A wooden peel and a pizza oven go together. It’s hard to imagine one without the other, but do you really need a wooden peel? The wooden peel is basically a glorified shovel* used to slide bread and pizza into a wood-burning oven. Peels come in different designs—from the beautiful to the mundane, but they all serve the same purpose: moving things in and out of the oven while keeping our hands and arms safe. With the proper sized peel, I can load dough deep into the oven and position pizzas and bread just where I want them.
Use a wooden peel to load, metal to unload
My rule of thumb is this: use a wooden peel to load the oven and a metal peel to unload it. The thin edge of an aluminum peel easily slips under a baked pizza and a baked loaf. It’s harder to use a thicker-edged wooden peel to remove pizza and bread. I have several wooden and aluminum peels and most often use a wooden peel or a cutting board to load dough into the oven. I use a thin-edged metal peel to take out the finished items.
Master baker, John Mureiko, says “Wooden peels have their advantages and disadvantages. They are more rigid and attractive than aluminum peels. And the wood has the distinct advantage of friction.
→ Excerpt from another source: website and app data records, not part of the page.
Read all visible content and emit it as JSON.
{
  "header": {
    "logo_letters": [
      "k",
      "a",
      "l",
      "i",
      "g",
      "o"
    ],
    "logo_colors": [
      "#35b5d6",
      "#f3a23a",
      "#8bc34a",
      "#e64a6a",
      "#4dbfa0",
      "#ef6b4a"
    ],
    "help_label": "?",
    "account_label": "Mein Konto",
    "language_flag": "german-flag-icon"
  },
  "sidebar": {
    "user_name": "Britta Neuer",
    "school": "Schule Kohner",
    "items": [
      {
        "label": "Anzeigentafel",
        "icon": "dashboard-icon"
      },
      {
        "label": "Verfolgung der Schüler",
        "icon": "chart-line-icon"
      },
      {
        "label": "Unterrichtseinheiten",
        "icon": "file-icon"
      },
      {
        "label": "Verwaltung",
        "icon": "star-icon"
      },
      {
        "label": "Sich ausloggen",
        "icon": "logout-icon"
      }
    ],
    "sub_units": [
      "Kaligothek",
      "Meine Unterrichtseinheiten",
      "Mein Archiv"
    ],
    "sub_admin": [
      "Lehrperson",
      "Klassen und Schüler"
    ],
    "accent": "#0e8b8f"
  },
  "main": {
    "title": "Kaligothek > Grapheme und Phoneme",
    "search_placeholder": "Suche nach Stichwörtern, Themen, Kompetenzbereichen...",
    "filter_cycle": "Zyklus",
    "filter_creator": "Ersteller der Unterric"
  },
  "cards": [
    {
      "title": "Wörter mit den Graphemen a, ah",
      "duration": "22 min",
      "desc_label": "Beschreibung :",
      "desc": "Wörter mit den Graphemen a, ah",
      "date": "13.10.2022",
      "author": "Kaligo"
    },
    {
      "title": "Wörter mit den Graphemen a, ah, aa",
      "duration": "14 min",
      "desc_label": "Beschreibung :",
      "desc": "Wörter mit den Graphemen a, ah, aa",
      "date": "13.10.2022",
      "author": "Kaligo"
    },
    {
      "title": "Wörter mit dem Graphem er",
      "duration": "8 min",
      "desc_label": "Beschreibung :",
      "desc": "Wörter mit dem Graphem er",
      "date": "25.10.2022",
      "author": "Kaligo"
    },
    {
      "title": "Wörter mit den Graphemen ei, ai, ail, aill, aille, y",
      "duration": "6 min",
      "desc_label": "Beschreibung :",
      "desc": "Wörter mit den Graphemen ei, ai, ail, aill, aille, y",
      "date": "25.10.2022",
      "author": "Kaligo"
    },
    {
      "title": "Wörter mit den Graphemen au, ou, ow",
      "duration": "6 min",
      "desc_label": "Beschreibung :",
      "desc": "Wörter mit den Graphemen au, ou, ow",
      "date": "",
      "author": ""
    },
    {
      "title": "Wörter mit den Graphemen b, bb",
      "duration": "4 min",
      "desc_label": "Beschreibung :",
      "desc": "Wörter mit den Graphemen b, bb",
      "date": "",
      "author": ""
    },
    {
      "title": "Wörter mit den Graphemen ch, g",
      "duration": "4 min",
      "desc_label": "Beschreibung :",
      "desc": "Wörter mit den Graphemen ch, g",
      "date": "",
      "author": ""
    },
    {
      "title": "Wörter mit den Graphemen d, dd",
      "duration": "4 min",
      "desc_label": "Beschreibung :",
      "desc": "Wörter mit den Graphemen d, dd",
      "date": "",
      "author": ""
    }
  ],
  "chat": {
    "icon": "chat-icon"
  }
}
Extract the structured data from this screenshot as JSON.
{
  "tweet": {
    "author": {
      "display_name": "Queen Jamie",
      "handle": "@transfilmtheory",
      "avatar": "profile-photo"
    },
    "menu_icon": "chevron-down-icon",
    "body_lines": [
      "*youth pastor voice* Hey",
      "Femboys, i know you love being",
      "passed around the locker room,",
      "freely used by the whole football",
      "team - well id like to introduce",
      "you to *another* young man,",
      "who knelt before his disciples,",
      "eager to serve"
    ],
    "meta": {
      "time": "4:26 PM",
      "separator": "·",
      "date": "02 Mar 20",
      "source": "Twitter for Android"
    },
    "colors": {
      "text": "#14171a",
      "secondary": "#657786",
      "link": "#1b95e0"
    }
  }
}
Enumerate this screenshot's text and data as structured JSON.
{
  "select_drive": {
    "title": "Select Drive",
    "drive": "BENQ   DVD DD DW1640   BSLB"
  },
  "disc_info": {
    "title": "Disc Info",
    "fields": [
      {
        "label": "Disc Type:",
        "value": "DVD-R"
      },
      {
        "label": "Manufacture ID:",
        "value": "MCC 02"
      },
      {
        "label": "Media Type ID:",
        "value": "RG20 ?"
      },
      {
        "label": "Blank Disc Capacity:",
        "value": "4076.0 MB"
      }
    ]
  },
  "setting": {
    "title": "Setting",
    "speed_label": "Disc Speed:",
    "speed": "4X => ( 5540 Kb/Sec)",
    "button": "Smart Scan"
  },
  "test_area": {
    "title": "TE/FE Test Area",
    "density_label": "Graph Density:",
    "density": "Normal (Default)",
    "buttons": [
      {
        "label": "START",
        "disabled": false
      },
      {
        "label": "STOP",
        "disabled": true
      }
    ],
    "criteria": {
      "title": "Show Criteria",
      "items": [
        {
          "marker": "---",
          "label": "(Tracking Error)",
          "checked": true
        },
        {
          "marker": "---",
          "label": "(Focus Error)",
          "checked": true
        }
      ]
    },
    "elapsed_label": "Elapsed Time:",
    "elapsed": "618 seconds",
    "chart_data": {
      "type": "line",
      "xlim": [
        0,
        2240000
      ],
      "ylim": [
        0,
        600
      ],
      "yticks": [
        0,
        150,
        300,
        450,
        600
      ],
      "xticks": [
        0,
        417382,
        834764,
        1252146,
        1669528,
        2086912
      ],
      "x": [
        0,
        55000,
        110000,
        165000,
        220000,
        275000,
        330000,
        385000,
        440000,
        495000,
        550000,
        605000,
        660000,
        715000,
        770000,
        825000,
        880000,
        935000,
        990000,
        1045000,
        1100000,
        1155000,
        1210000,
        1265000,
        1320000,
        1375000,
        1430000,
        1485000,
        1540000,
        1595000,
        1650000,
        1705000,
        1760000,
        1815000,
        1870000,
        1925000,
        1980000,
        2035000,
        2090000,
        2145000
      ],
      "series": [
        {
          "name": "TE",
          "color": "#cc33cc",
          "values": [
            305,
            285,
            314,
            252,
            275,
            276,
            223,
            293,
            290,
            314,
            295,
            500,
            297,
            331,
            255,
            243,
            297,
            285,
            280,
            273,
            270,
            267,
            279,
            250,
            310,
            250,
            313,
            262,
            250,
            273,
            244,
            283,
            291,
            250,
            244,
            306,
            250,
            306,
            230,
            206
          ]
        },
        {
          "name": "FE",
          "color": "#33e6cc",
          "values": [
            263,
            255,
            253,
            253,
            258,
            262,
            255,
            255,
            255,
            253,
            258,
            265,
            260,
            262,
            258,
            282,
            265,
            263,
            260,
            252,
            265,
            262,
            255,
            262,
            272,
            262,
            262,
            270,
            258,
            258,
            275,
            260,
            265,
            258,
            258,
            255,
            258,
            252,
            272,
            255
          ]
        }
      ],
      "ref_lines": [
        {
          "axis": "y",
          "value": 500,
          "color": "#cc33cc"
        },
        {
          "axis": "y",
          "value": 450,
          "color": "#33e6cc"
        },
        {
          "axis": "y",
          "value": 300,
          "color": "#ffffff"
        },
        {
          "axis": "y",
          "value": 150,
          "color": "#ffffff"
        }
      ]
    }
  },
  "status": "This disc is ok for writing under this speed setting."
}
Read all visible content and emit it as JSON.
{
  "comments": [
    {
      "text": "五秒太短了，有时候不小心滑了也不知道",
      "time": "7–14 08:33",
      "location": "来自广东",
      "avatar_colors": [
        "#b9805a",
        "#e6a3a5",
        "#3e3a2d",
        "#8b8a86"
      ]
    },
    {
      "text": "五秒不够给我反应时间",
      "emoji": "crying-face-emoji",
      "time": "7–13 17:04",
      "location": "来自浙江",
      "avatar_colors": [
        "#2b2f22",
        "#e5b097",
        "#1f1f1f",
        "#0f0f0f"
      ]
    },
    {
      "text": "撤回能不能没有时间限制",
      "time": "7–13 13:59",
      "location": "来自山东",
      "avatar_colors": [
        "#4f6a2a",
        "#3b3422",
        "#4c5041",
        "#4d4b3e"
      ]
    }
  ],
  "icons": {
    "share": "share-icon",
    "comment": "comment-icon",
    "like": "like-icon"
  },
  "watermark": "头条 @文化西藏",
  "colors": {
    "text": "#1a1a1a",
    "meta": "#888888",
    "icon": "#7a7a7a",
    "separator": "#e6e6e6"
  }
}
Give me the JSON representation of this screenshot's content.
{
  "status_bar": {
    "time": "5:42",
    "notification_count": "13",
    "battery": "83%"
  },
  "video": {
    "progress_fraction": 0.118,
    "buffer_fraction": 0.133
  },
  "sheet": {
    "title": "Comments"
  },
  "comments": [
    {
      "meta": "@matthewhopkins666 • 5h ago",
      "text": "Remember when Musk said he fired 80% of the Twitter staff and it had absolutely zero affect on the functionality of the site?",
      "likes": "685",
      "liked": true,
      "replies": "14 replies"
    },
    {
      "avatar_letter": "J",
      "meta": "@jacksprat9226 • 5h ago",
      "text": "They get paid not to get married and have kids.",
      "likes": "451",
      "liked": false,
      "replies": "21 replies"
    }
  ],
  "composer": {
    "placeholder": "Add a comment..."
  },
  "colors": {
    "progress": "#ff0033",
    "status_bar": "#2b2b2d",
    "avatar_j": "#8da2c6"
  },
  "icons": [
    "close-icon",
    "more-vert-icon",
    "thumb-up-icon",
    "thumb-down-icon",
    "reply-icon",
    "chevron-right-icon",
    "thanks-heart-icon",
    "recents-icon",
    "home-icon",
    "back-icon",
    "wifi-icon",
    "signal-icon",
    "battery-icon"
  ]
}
Trying to manipulate loaves on an aluminum peel can be a little like trying to hold butter on a hot knife.”
Dust peels to prevent sticking
Both aluminum and wooden peels need to be dusted with flour, cornmeal, or milled grain, otherwise the dough will stick. In my experience, metal peels, even dusted with flour, tend to stick to unbaked dough. After working to develop and shape your bread dough, you don’t want to add lots of raw flour (or have the shaped loaf stick and stretch). That’s why many bread bakers prefer the wooden peel. We experience less resistance (sticking) with a wooden peel than with an aluminum peel.
Which type of peel is best for a wood-fired oven?
With a little experience you’ll select the proper sized peels for your oven and cooking preferences. John Murieko turns out many loaves from each bake in his super deep oven. He needs a long-handled peel, sturdy enough to transfer multiple loaves at a time. He designed wooden peels of various lengths specifically for his oven at Restoration Homestead. The long narrow blades and long handles allow him to load multiple loaves into the depths of his barrel-shaped oven.
In my 40″ internal diameter oven I find that a short-handled peel works great for sliding loaves of bread into a moderately hot oven or quickly slipping pizzas close to the front of a very hot oven. Most people end up with a variety of peels because each has advantages that become obvious as you cook different types of food.
Inventive substitutes for a wooden peel
On Dave’s his last trip to Italy to check out ovens and take a few classes, he brought back some video of a novel peel, a board adapted to suit a busy pizzaiola. He is using a piece of wood to double as a prep station and a peel. You can pick up a plank of untreated wood to extend your work area and slide your pizzas into the oven.
When prepping large batches of bread, I pull my wooden cutting boards into service as peels. A thin cutting board (especially the ones with a cutout for your hand) makes an excellent peel for loading loaves toward the front of the oven.
Make your own wooden peel
Folks who enjoy woodworking can find Youtube tutorials on how to make your own peel. John made his peels to hold six loaves. “I thought about using oak since hardwoods are really excellent as cutting boards (a shape similar to a peel), but found that the expense outweighed any potential benefit. I selected poplar wood, and found it to be vastly easier to shape than the oak.”
I’m not a wood-worker so my peels came from a restaurant supply store. But I’m excited about trying the pizzaiola’s long board–maybe tweaking it for my needs. I’m on the lookout for beautiful wooden peels that are both practical and decorative.
* French, pelle, shovel, spade